Mountain Hardwear Wandrin 48 (2012)

The Mountain Hardwear Wandrin 48 is a rucksack that holds a surprising amount of kit within its two compartments. Long zip tags make it easy to open the lower one, and this can be opened up inside (thanks to a zip) to make one compartment if preferred. An oddly placed rain cover in the top half of the lower compartment takes up a lot room, though it can be removed. A side zip also allows main compartment access without having to open the lid.

The bladder pocket is zipped away from the main compartment, which is a nice touch, and both the floating lid and an expandable front pocket with an extra map-sized pocket are good features.

The wand pockets are generous, and having at least one quick-release compression strap is useful (two would have made it perfect). One niggle is that if carrying something heavy in the lid you do have to watch that it doesn’t slip down, as rain could potentially leak inside, but if you monitor it and use dry bags it’s not a problem.

The pack comes in two back lengths and though pegged as ‘unisex’ the smaller one seemed cut with a bias towards a woman’s figure, sitting well on the hips and shoulders. The Mountain Hardwear Wandrin 48’s back is extremely well-ventilated, held away from your body with a huge mesh panel that doesn’t reduce the internal room.

Weight 1.42kg

Capacity 48 litres

Compartments 2

External pockets 5

Wand pockets yes

Hydration pocket yes

Back lengths 2

Floating lid yes

Men’s option unisex model

Website www.mountainhardwear.com

 

Verdict

The Mountain Hardwear Wandrin 48 is a light, comfy, well-ventilated and good-value pack that fits in all you need for multi-day walks. It was awarded the ‘Best in Test’ accolade.

Review by Phoebe Smith

First published in Trail magazine Spring 2012


Mountain Hardwear Dihedral 2008

This rucksack comes in 45 litre (S) and 52 litres (M); padded back system; padded hipbelt; wand pockets; side compression straps; one main compartment with snow-lock extension; extending lid; extremely durable fabrics; hydration system-compatible. But 1870g (size M) is extremely heavy; others are lighter with more airflow; not many pockets; lid can float forward to allow water in.
Verdict
An exceptionally durable rucksack, but its weight may be a drawback.

First published in Trail magazine, October 2008

Mountain Hardwear Maestro

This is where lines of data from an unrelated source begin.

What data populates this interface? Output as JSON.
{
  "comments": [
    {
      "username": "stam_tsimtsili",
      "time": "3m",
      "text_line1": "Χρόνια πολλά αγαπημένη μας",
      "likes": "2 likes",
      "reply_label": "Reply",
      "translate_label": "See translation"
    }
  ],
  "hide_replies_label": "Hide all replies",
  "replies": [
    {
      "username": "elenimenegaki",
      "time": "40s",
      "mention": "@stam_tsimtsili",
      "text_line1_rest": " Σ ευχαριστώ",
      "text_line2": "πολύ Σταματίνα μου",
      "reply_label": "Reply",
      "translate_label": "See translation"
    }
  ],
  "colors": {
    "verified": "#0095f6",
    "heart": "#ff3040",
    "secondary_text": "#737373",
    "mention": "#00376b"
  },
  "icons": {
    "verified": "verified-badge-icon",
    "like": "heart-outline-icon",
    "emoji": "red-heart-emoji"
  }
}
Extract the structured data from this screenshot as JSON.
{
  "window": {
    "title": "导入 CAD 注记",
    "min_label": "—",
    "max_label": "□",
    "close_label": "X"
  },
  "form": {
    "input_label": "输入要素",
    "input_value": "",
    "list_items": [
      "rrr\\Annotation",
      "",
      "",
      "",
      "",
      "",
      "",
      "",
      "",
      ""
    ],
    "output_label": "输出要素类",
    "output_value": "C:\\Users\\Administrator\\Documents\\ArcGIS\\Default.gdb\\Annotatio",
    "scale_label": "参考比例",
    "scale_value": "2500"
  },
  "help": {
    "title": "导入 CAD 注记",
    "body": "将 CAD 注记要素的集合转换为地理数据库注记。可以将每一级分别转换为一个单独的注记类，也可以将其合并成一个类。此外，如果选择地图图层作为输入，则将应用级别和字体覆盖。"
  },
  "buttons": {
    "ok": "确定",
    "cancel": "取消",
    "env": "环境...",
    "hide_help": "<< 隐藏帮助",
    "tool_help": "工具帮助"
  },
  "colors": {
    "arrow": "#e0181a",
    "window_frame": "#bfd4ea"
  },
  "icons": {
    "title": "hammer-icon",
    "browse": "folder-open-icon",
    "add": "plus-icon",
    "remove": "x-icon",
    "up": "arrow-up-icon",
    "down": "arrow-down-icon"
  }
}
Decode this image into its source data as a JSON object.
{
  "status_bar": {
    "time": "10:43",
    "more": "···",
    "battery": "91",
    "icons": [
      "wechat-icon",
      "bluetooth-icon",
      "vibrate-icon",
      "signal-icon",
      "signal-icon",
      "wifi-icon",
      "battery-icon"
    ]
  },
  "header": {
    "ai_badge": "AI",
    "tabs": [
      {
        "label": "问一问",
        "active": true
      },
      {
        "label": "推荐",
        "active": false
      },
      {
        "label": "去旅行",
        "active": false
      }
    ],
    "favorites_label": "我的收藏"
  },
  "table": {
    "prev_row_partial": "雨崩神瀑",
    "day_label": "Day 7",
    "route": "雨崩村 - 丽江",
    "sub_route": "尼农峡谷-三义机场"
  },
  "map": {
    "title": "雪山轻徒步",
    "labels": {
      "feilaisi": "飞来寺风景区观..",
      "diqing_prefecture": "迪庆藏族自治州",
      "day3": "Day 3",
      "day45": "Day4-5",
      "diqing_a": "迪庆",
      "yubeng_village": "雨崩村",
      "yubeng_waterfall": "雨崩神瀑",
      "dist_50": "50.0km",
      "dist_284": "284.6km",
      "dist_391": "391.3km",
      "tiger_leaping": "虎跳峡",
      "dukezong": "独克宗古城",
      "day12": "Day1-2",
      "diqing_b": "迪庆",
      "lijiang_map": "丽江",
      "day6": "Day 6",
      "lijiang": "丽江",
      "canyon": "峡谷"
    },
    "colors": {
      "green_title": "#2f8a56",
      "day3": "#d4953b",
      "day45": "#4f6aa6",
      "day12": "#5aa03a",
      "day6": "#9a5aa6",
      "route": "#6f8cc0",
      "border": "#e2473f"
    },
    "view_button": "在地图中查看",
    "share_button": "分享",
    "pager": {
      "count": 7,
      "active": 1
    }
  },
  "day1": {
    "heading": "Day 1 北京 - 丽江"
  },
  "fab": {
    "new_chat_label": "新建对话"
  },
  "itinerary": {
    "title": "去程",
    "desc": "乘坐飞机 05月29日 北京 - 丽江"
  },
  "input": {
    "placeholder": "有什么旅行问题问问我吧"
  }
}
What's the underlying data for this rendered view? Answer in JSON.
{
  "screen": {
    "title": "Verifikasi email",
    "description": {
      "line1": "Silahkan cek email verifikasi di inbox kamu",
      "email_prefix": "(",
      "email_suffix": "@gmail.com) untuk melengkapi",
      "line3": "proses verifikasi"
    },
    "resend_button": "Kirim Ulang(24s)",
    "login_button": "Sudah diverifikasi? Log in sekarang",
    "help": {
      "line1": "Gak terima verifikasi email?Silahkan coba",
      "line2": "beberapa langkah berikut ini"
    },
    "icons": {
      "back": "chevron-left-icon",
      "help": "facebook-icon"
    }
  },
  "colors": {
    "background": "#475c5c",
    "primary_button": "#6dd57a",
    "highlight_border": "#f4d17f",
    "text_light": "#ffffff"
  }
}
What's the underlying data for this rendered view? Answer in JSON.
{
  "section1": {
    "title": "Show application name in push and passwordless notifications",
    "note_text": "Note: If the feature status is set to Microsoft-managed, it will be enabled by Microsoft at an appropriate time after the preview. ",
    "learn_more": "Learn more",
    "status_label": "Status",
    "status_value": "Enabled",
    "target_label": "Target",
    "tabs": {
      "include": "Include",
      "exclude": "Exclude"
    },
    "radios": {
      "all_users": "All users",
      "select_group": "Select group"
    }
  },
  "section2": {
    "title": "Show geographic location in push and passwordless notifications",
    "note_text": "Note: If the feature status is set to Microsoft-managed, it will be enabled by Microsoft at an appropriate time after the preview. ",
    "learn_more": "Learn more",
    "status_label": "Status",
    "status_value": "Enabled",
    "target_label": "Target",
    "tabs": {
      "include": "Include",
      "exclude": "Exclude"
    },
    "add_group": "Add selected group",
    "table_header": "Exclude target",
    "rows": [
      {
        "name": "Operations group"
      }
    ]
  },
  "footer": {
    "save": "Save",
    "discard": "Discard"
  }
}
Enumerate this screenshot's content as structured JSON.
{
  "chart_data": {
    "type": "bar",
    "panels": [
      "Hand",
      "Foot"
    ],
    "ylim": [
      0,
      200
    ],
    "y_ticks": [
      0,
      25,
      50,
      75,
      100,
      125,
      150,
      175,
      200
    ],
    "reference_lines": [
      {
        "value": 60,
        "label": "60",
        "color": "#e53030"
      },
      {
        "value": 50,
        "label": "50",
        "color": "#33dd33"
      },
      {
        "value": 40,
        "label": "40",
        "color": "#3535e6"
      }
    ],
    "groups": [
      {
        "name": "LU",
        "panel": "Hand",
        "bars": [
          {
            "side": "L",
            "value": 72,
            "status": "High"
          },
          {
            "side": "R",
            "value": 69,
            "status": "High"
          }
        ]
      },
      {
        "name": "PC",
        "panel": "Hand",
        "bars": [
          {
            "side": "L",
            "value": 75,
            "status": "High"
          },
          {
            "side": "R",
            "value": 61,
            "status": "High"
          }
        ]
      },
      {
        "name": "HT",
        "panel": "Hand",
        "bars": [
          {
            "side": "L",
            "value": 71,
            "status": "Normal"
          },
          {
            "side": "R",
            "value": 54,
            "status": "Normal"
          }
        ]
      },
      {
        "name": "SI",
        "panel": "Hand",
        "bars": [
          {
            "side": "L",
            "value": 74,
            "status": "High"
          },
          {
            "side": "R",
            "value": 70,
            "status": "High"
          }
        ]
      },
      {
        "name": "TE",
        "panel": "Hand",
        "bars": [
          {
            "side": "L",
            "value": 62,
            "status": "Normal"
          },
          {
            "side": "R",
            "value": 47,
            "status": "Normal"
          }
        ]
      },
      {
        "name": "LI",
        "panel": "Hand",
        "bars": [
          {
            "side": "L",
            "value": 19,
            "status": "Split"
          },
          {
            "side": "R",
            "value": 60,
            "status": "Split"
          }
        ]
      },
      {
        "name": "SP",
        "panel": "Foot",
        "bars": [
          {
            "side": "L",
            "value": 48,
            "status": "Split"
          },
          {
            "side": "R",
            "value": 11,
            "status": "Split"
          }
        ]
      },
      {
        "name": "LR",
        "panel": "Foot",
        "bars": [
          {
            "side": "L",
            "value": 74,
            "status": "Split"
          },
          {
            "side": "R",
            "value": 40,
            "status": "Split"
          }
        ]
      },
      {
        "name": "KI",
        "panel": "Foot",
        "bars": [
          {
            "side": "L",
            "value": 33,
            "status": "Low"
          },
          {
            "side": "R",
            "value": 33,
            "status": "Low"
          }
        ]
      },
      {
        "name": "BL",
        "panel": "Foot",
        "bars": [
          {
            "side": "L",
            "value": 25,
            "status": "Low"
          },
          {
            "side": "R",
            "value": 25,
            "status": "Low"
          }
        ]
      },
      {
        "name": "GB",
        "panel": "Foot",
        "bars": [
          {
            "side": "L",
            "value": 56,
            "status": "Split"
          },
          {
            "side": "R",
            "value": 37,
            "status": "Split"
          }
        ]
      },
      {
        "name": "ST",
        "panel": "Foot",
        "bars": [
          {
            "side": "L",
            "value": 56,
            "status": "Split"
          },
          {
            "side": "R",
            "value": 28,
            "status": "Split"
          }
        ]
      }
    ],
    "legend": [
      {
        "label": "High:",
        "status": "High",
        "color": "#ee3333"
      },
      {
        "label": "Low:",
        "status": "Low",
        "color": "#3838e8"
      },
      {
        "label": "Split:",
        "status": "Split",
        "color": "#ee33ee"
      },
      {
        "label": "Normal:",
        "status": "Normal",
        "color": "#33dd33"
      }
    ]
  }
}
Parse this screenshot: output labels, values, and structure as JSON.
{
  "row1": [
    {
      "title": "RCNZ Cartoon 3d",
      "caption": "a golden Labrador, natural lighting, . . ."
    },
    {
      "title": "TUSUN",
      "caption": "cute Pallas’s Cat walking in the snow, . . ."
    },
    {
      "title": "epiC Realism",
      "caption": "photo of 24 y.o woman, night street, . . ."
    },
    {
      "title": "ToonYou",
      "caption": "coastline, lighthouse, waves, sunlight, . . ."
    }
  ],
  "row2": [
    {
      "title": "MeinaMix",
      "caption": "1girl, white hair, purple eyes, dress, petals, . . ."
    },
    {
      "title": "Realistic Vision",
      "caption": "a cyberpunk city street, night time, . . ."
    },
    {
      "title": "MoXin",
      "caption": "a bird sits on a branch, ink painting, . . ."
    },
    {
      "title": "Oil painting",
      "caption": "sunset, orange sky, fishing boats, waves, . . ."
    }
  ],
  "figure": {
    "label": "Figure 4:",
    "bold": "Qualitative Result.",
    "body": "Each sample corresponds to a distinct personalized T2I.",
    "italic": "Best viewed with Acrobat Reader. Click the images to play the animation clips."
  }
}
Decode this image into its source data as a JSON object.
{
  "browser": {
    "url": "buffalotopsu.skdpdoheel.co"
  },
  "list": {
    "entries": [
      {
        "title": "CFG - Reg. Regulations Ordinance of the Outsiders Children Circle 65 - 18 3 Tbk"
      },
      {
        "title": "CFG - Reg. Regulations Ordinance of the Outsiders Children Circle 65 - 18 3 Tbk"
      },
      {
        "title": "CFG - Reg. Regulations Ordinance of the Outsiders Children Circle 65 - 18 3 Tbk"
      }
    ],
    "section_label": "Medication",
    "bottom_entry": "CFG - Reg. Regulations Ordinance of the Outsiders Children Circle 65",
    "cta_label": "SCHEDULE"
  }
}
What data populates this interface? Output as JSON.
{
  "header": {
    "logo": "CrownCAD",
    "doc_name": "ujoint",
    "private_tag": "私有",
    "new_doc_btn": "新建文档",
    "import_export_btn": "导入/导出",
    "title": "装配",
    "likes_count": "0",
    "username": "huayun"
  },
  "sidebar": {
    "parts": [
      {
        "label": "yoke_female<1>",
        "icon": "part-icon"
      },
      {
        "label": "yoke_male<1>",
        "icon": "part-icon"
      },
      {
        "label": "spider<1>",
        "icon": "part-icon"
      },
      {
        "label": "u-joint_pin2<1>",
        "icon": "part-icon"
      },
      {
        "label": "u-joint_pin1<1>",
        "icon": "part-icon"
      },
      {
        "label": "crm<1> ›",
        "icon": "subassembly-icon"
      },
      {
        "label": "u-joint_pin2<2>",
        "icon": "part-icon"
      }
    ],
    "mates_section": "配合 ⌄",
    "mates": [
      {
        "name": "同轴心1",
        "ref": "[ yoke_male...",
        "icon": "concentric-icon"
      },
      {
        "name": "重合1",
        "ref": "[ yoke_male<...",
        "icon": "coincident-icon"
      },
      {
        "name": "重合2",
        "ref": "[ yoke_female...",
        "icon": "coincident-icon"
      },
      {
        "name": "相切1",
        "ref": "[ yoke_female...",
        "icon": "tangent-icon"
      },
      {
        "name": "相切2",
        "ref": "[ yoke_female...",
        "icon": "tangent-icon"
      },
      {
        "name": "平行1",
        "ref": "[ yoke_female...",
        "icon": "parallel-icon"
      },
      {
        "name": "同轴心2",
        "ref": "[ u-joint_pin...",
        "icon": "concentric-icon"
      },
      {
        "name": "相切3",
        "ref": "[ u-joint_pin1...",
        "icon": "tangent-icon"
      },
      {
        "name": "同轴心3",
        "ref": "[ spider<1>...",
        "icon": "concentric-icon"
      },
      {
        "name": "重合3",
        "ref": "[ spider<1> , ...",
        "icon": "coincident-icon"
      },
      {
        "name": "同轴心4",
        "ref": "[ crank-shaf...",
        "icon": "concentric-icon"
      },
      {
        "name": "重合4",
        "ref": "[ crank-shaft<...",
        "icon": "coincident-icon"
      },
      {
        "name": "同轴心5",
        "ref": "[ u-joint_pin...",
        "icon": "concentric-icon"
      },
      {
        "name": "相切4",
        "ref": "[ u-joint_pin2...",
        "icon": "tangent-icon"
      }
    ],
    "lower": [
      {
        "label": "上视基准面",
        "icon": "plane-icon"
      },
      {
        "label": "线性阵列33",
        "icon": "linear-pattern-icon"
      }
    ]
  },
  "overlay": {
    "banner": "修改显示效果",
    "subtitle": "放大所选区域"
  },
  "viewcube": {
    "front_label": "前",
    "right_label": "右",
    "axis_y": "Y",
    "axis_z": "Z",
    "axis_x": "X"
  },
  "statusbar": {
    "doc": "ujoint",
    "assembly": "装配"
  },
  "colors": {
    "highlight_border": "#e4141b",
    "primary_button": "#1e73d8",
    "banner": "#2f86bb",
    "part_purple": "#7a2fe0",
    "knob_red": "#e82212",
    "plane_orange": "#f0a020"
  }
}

At 2380g this is a relatively lightweight backpacking rucksack that comes in men’s and women’s styles. But the real story here is the unique Exodus back system that really hugs the body while having minimal contact areas and a high degree of freedom of movement. The ‘sack is very narrow too so you can easily move your arms back and forth when walking with trekking poles for example. There’s excellent space for the head too. The body of the ‘sack is quite simple with just one main compartment, side compression straps and a cavernous front pocket. You can stow trekking poles to the sides easily and you can fit a hydration system. The lid can be raised or removed, which is ideal when you really have to overstuff the pack. Overall this is a stable ‘sack that does not hinder movement, with a reasonably low weight. But the floating lid design could allow water into the main compartment. The high price tag doesn’t quite match what you get. You’d need to be careful what you put in that large front pocket too as anything heavy or loose would no doubt hinder stability of the ‘sack. Not everyone will like the idea of a single rather than twin main compartment.

 

Capacity: 66 litres
Materials: Cordura with Ballistic Cordura base
Features: adjustable Exodus back system; extending lid; one main compartment with top entry; three lid pockets; front pocket; quick-release side compression straps; wand pockets; hydration system-compatible
Weight: 2380g
Made in Philippines
Stores in UK: England 20; Wales 2; Scotland 10; Ireland 2

Verdict: Buy it if you want a relatively unrestrictive, relatively lightweight ‘sack with good features for general backpacking.